── Entries provided

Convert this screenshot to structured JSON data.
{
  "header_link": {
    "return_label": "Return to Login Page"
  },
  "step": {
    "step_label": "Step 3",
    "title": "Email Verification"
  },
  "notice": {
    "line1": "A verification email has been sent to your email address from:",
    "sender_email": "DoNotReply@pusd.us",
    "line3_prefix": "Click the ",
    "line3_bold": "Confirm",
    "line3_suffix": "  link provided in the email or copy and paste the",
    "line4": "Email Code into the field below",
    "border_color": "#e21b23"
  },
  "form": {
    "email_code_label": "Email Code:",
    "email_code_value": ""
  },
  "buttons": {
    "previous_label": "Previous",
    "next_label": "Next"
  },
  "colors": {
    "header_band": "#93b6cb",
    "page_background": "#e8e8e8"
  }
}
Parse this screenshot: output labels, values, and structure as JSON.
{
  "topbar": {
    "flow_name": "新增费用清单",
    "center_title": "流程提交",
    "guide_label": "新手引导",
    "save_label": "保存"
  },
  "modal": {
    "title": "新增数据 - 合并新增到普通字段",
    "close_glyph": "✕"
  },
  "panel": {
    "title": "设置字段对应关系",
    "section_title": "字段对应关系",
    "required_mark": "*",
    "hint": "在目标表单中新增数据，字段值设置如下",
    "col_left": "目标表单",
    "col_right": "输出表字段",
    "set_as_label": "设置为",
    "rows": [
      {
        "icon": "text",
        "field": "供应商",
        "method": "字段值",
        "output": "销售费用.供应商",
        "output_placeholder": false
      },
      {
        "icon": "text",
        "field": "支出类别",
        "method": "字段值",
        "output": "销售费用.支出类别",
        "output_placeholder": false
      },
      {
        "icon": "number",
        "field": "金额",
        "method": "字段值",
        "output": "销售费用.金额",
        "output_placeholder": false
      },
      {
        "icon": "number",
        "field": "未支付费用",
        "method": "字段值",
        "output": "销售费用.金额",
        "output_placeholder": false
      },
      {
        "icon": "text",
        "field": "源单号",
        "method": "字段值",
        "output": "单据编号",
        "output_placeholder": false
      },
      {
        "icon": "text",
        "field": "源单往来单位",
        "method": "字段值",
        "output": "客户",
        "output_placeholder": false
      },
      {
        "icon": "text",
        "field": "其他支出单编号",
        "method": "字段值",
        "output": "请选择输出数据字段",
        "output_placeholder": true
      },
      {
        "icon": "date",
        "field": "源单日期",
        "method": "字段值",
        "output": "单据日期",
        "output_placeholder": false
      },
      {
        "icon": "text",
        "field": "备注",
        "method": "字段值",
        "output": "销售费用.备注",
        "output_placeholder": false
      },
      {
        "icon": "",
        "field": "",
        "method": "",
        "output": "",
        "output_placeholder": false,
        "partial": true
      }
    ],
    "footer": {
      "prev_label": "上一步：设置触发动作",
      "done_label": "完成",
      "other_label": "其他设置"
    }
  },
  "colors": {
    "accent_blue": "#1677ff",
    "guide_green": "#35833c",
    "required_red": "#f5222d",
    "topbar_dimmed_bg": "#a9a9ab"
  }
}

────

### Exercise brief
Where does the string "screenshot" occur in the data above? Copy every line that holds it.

### Your response
Convert this screenshot to structured JSON data.
Parse this screenshot: output labels, values, and structure as JSON.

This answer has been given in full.